For the first time since 2012 -- the last time India lost a home Test, incidentally against England -- the home side were thoroughly bossed. Right from the toss -- Kohli's first wrong call as captain in India -- England were ahead in the match, and India were left playing catch up.

Fielders around the bat for Kohli in a role reversal for the Indian captain / BCCI

It all started with Ajinkya Rahane dropping Cook in the very first over of the match. Kohli then put down a tough chance in the 2nd over, Murali Vijay dropped a sitter off Haseeb Hameed in the 6th over. That's three dropped chances in the first 30 minutes of a Test match, after losing the toss. Had England lost their openers then, the story of this match could well have been different. And Indian fielders did not stop there. Wriddhiman Saha dropped Ben Stokes twice -- and he added more than 50 runs after those drops. Kohli called for a high catch that he had no business calling for when Stokes, again, offered India a chance.

You can't drop six catches, let the opponents score 538 in the first innings and then expect to make a match out of it. As it transpired, India were lucky enough to get away with the draw.

The shoddiness of India's display wasn't restricted to the first two days either. In England's second innings, though there were no dropped chances as such, the fielding left a lot to be desired. Fielders in the deep were slow to react on more than one occasion, there were plenty of fumbles and misfields even on the fifth morning -- at one point Mohammad Shami ran in the opposite direction to where the ball was hit. Heads dropped, angry looks were exchanged.

The bowlers, expect maybe Jadeja and Ashwin in patches, were largely disappointing as well. A direct comparison to their English counterparts shows the Indian bowlers in fairly poor light. Stuart Broad-Chris Woakes were marginally better than Mohammad Shami-Umesh Yadav, and the dropped catches did not do the latter any favours. The spin trio of England were much more dangerous than their more-vaunted Indian colleagues.

When Cook declared with a target of 310 in around 50 overs, the Indian batsmen almost made a mockery of saving the match, losing six wickets.

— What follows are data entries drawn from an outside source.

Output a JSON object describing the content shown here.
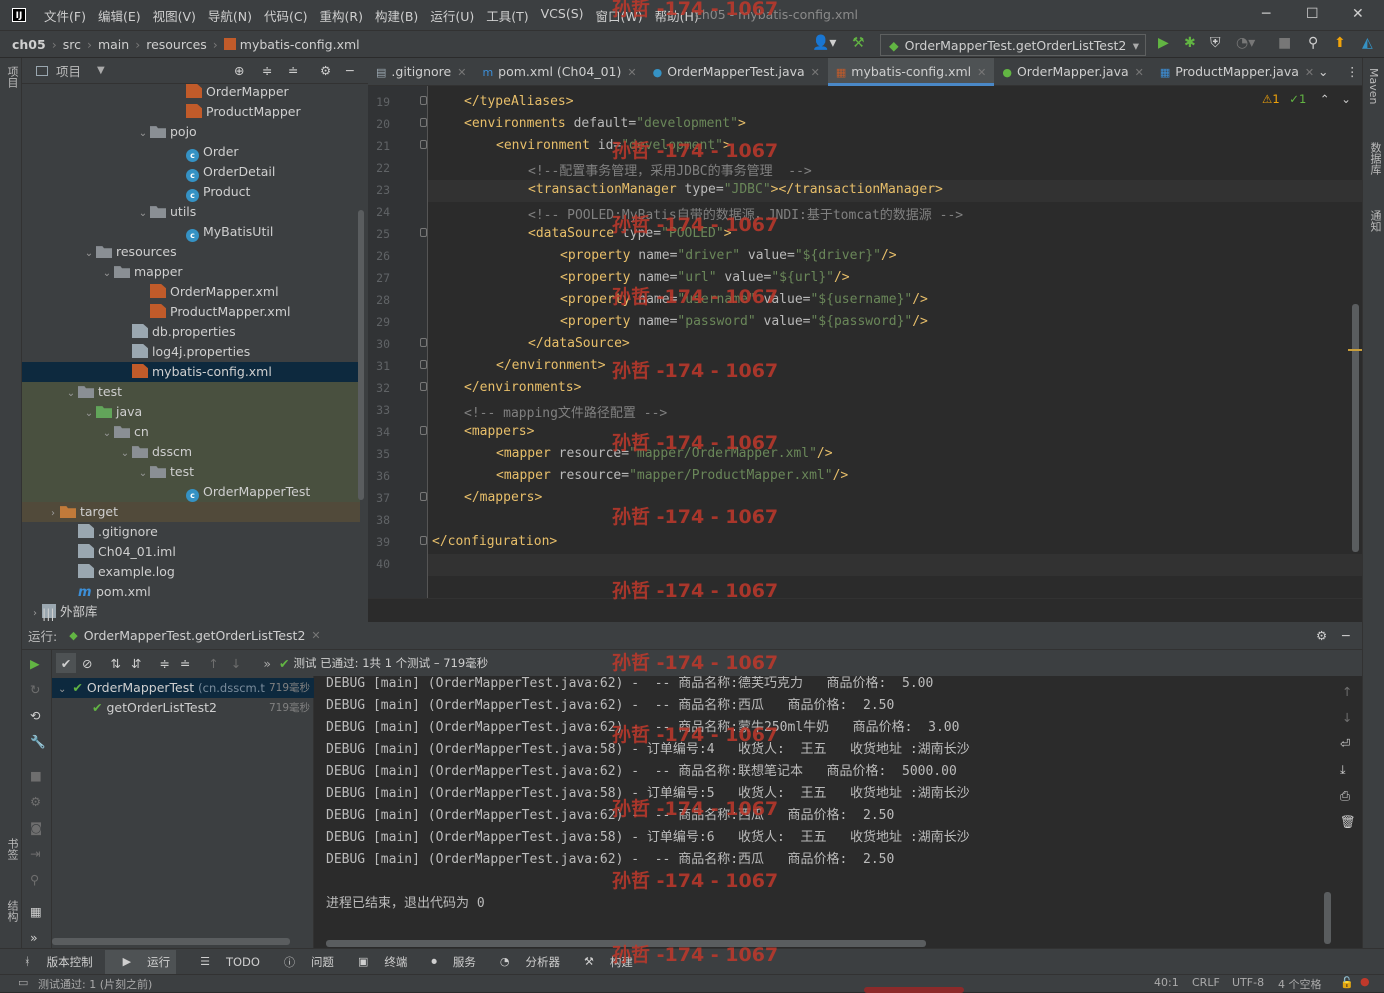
{
  "titlebar": {
    "menus": [
      "文件(F)",
      "编辑(E)",
      "视图(V)",
      "导航(N)",
      "代码(C)",
      "重构(R)",
      "构建(B)",
      "运行(U)",
      "工具(T)",
      "VCS(S)",
      "窗口(W)",
      "帮助(H)"
    ],
    "window_title": "ch05 - mybatis-config.xml"
  },
  "breadcrumbs": [
    "ch05",
    "src",
    "main",
    "resources",
    "mybatis-config.xml"
  ],
  "run_config": "OrderMapperTest.getOrderListTest2",
  "project_panel": {
    "title": "项目",
    "rows": [
      {
        "label": "OrderMapper",
        "indent": 150,
        "icon": "ico-xml",
        "arrow": ""
      },
      {
        "label": "ProductMapper",
        "indent": 150,
        "icon": "ico-xml",
        "arrow": ""
      },
      {
        "label": "pojo",
        "indent": 114,
        "icon": "ico-pkg",
        "arrow": "⌄"
      },
      {
        "label": "Order",
        "indent": 150,
        "icon": "ico-class",
        "arrow": ""
      },
      {
        "label": "OrderDetail",
        "indent": 150,
        "icon": "ico-class",
        "arrow": ""
      },
      {
        "label": "Product",
        "indent": 150,
        "icon": "ico-class",
        "arrow": ""
      },
      {
        "label": "utils",
        "indent": 114,
        "icon": "ico-pkg",
        "arrow": "⌄"
      },
      {
        "label": "MyBatisUtil",
        "indent": 150,
        "icon": "ico-class",
        "arrow": ""
      },
      {
        "label": "resources",
        "indent": 60,
        "icon": "ico-res",
        "arrow": "⌄"
      },
      {
        "label": "mapper",
        "indent": 78,
        "icon": "ico-folder",
        "arrow": "⌄"
      },
      {
        "label": "OrderMapper.xml",
        "indent": 114,
        "icon": "ico-xml",
        "arrow": ""
      },
      {
        "label": "ProductMapper.xml",
        "indent": 114,
        "icon": "ico-xml",
        "arrow": ""
      },
      {
        "label": "db.properties",
        "indent": 96,
        "icon": "ico-props",
        "arrow": ""
      },
      {
        "label": "log4j.properties",
        "indent": 96,
        "icon": "ico-props",
        "arrow": ""
      },
      {
        "label": "mybatis-config.xml",
        "indent": 96,
        "icon": "ico-xml",
        "arrow": "",
        "selected": true
      },
      {
        "label": "test",
        "indent": 42,
        "icon": "ico-folder",
        "arrow": "⌄",
        "green": true
      },
      {
        "label": "java",
        "indent": 60,
        "icon": "ico-green",
        "arrow": "⌄",
        "green": true
      },
      {
        "label": "cn",
        "indent": 78,
        "icon": "ico-pkg",
        "arrow": "⌄",
        "green": true
      },
      {
        "label": "dsscm",
        "indent": 96,
        "icon": "ico-pkg",
        "arrow": "⌄",
        "green": true
      },
      {
        "label": "test",
        "indent": 114,
        "icon": "ico-pkg",
        "arrow": "⌄",
        "green": true
      },
      {
        "label": "OrderMapperTest",
        "indent": 150,
        "icon": "ico-class",
        "arrow": "",
        "green": true
      },
      {
        "label": "target",
        "indent": 24,
        "icon": "ico-target",
        "arrow": "›",
        "target": true
      },
      {
        "label": ".gitignore",
        "indent": 42,
        "icon": "ico-file",
        "arrow": ""
      },
      {
        "label": "Ch04_01.iml",
        "indent": 42,
        "icon": "ico-file",
        "arrow": ""
      },
      {
        "label": "example.log",
        "indent": 42,
        "icon": "ico-file",
        "arrow": ""
      },
      {
        "label": "pom.xml",
        "indent": 42,
        "icon": "ico-m",
        "arrow": ""
      },
      {
        "label": "外部库",
        "indent": 6,
        "icon": "ico-lib",
        "arrow": "›"
      }
    ]
  },
  "tabs": [
    {
      "label": ".gitignore",
      "active": false
    },
    {
      "label": "pom.xml (Ch04_01)",
      "active": false
    },
    {
      "label": "OrderMapperTest.java",
      "active": false
    },
    {
      "label": "mybatis-config.xml",
      "active": true
    },
    {
      "label": "OrderMapper.java",
      "active": false
    },
    {
      "label": "ProductMapper.java",
      "active": false
    }
  ],
  "editor": {
    "inspections": {
      "warnings": "1",
      "typos": "1"
    },
    "lines": [
      {
        "n": "19",
        "ind": 4,
        "parts": [
          [
            "tag",
            "</typeAliases>"
          ]
        ]
      },
      {
        "n": "20",
        "ind": 4,
        "parts": [
          [
            "tag",
            "<environments "
          ],
          [
            "attr",
            "default="
          ],
          [
            "val",
            "\"development\""
          ],
          [
            "tag",
            ">"
          ]
        ]
      },
      {
        "n": "21",
        "ind": 8,
        "parts": [
          [
            "tag",
            "<environment "
          ],
          [
            "attr",
            "id="
          ],
          [
            "val",
            "\"development\""
          ],
          [
            "tag",
            ">"
          ]
        ]
      },
      {
        "n": "22",
        "ind": 12,
        "parts": [
          [
            "com",
            "<!--配置事务管理，采用JDBC的事务管理  -->"
          ]
        ]
      },
      {
        "n": "23",
        "ind": 12,
        "parts": [
          [
            "tag",
            "<transactionManager "
          ],
          [
            "attr",
            "type="
          ],
          [
            "val",
            "\"JDBC\""
          ],
          [
            "tag",
            "></transactionManager>"
          ]
        ],
        "hl": true
      },
      {
        "n": "24",
        "ind": 12,
        "parts": [
          [
            "com",
            "<!-- POOLED:MyBatis自带的数据源，JNDI:基于tomcat的数据源 -->"
          ]
        ]
      },
      {
        "n": "25",
        "ind": 12,
        "parts": [
          [
            "tag",
            "<dataSource "
          ],
          [
            "attr",
            "type="
          ],
          [
            "val",
            "\"POOLED\""
          ],
          [
            "tag",
            ">"
          ]
        ]
      },
      {
        "n": "26",
        "ind": 16,
        "parts": [
          [
            "tag",
            "<property "
          ],
          [
            "attr",
            "name="
          ],
          [
            "val",
            "\"driver\" "
          ],
          [
            "attr",
            "value="
          ],
          [
            "val",
            "\"${driver}\""
          ],
          [
            "tag",
            "/>"
          ]
        ]
      },
      {
        "n": "27",
        "ind": 16,
        "parts": [
          [
            "tag",
            "<property "
          ],
          [
            "attr",
            "name="
          ],
          [
            "val",
            "\"url\" "
          ],
          [
            "attr",
            "value="
          ],
          [
            "val",
            "\"${url}\""
          ],
          [
            "tag",
            "/>"
          ]
        ]
      },
      {
        "n": "28",
        "ind": 16,
        "parts": [
          [
            "tag",
            "<property "
          ],
          [
            "attr",
            "name="
          ],
          [
            "val",
            "\"username\" "
          ],
          [
            "attr",
            "value="
          ],
          [
            "val",
            "\"${username}\""
          ],
          [
            "tag",
            "/>"
          ]
        ]
      },
      {
        "n": "29",
        "ind": 16,
        "parts": [
          [
            "tag",
            "<property "
          ],
          [
            "attr",
            "name="
          ],
          [
            "val",
            "\"password\" "
          ],
          [
            "attr",
            "value="
          ],
          [
            "val",
            "\"${password}\""
          ],
          [
            "tag",
            "/>"
          ]
        ]
      },
      {
        "n": "30",
        "ind": 12,
        "parts": [
          [
            "tag",
            "</dataSource>"
          ]
        ]
      },
      {
        "n": "31",
        "ind": 8,
        "parts": [
          [
            "tag",
            "</environment>"
          ]
        ]
      },
      {
        "n": "32",
        "ind": 4,
        "parts": [
          [
            "tag",
            "</environments>"
          ]
        ]
      },
      {
        "n": "33",
        "ind": 4,
        "parts": [
          [
            "com",
            "<!-- mapping文件路径配置 -->"
          ]
        ]
      },
      {
        "n": "34",
        "ind": 4,
        "parts": [
          [
            "tag",
            "<mappers>"
          ]
        ]
      },
      {
        "n": "35",
        "ind": 8,
        "parts": [
          [
            "tag",
            "<mapper "
          ],
          [
            "attr",
            "resource="
          ],
          [
            "val",
            "\"mapper/OrderMapper.xml\""
          ],
          [
            "tag",
            "/>"
          ]
        ]
      },
      {
        "n": "36",
        "ind": 8,
        "parts": [
          [
            "tag",
            "<mapper "
          ],
          [
            "attr",
            "resource="
          ],
          [
            "val",
            "\"mapper/ProductMapper.xml\""
          ],
          [
            "tag",
            "/>"
          ]
        ]
      },
      {
        "n": "37",
        "ind": 4,
        "parts": [
          [
            "tag",
            "</mappers>"
          ]
        ]
      },
      {
        "n": "38",
        "ind": 0,
        "parts": []
      },
      {
        "n": "39",
        "ind": 0,
        "parts": [
          [
            "tag",
            "</configuration>"
          ]
        ]
      },
      {
        "n": "40",
        "ind": 0,
        "parts": []
      }
    ]
  },
  "run": {
    "label": "运行:",
    "tab": "OrderMapperTest.getOrderListTest2",
    "status": "测试 已通过: 1共 1 个测试 – 719毫秒",
    "tree": [
      {
        "label": "OrderMapperTest",
        "sub": "(cn.dsscm.t",
        "time": "719毫秒"
      },
      {
        "label": "getOrderListTest2",
        "sub": "",
        "time": "719毫秒"
      }
    ],
    "console": [
      "DEBUG [main] (OrderMapperTest.java:62) -  -- 商品名称:德芙巧克力   商品价格:  5.00",
      "DEBUG [main] (OrderMapperTest.java:62) -  -- 商品名称:西瓜   商品价格:  2.50",
      "DEBUG [main] (OrderMapperTest.java:62) -  -- 商品名称:蒙牛250ml牛奶   商品价格:  3.00",
      "DEBUG [main] (OrderMapperTest.java:58) - 订单编号:4   收货人:  王五   收货地址 :湖南长沙",
      "DEBUG [main] (OrderMapperTest.java:62) -  -- 商品名称:联想笔记本   商品价格:  5000.00",
      "DEBUG [main] (OrderMapperTest.java:58) - 订单编号:5   收货人:  王五   收货地址 :湖南长沙",
      "DEBUG [main] (OrderMapperTest.java:62) -  -- 商品名称:西瓜   商品价格:  2.50",
      "DEBUG [main] (OrderMapperTest.java:58) - 订单编号:6   收货人:  王五   收货地址 :湖南长沙",
      "DEBUG [main] (OrderMapperTest.java:62) -  -- 商品名称:西瓜   商品价格:  2.50",
      "",
      "进程已结束，退出代码为 0"
    ]
  },
  "bottom_tabs": [
    "版本控制",
    "运行",
    "TODO",
    "问题",
    "终端",
    "服务",
    "分析器",
    "构建"
  ],
  "status": {
    "left": "测试通过: 1 (片刻之前)",
    "pos": "40:1",
    "sep": "CRLF",
    "enc": "UTF-8",
    "indent": "4 个空格"
  },
  "side": {
    "left_top": "项目",
    "left_bottom1": "书签",
    "left_bottom2": "结构",
    "right1": "Maven",
    "right2": "数据库",
    "right3": "通知"
  },
  "watermark": "孙哲 -174 - 1067"
}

Only a resolute showing from Kohli and Ravichandran Ashwin -- India's best batsman in this match, both innings combined -- saw India escape with a draw.

BCCI

And to add to the poor display on the field, India showed they are not any good when it comes to using the DRS either. (To be fair, neither did England.) When Cheteshwar Pujara was given out LBW to a ball that pitched outside leg stump, there was not even a discussion between him and the non-striker Vijay over reviewing the call.

Taking nothing away from Alastair Cook's men, it is fair to say that the dominant Indian team of recent times simply failed to turn up in Rajkot.

Kohli, in not so many words, did acknowledge that.

"It is important to convince yourself you can negotiate what's thrown at you. We could have been much better on days one and two. We dropped five catches and that makes a huge difference in Test cricket. England are a side we are not going to take for granted. We need to correct the negatives from here. We need to accept what happened and play better in Vizag."

Call it momentum, call it psychological advantage or moral victory or any other cricketing cliché you want, but England go into Vizag knowing they had India on the mat for five days. They bossed India in their own backyard when everyone was expecting a performance similar to their defeat against Bangladesh.

India did have a few positives -- Pujara continuing his good touch, Vijay coming back to form and Ashwin's evolution as a proper Test batsman will all please the Indian captain but he might still be tempted to add another batsman to the mix in Vizag.

And like Kohli rightly said after the match, India would do well not to take this England side for granted in the reminder of the series. But more importantly, they'd do well to take chances that come their way.

Kohli will only remember too well how costly such sloppy performances in the field can be from the 3-1 drubbing in England a couple of years back.